Say how many lines below hold the word "file"; give the number by itself.

[Records — start]

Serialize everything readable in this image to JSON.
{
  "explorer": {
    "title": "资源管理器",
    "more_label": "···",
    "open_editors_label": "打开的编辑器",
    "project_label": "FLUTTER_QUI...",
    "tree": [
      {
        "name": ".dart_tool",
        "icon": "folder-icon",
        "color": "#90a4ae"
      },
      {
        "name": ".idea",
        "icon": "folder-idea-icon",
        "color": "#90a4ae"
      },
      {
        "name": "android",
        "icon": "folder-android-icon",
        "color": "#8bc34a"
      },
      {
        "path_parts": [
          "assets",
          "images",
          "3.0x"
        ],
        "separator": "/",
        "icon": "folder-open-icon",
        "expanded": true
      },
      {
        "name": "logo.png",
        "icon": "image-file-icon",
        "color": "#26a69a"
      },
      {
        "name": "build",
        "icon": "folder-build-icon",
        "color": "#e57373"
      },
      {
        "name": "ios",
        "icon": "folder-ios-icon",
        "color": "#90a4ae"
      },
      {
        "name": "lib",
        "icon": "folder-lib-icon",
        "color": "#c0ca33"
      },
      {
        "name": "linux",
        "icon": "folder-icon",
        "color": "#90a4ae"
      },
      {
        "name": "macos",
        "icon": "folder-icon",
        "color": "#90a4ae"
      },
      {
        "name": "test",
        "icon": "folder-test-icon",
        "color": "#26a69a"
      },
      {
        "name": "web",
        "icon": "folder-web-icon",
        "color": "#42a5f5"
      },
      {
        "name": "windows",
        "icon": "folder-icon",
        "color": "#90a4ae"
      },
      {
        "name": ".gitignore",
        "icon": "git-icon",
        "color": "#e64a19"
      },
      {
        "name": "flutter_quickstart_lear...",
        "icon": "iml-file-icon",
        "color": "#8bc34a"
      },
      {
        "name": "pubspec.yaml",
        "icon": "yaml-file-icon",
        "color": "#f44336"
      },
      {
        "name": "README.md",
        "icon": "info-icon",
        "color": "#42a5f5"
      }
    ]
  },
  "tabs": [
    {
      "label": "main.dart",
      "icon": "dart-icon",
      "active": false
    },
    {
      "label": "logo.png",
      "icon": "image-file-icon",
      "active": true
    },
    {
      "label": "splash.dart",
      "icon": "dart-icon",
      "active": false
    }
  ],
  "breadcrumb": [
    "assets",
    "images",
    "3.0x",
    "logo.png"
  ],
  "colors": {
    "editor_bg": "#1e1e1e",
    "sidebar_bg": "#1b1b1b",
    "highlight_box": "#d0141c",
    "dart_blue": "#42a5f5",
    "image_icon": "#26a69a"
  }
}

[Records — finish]

§ **Exercise solution**: 4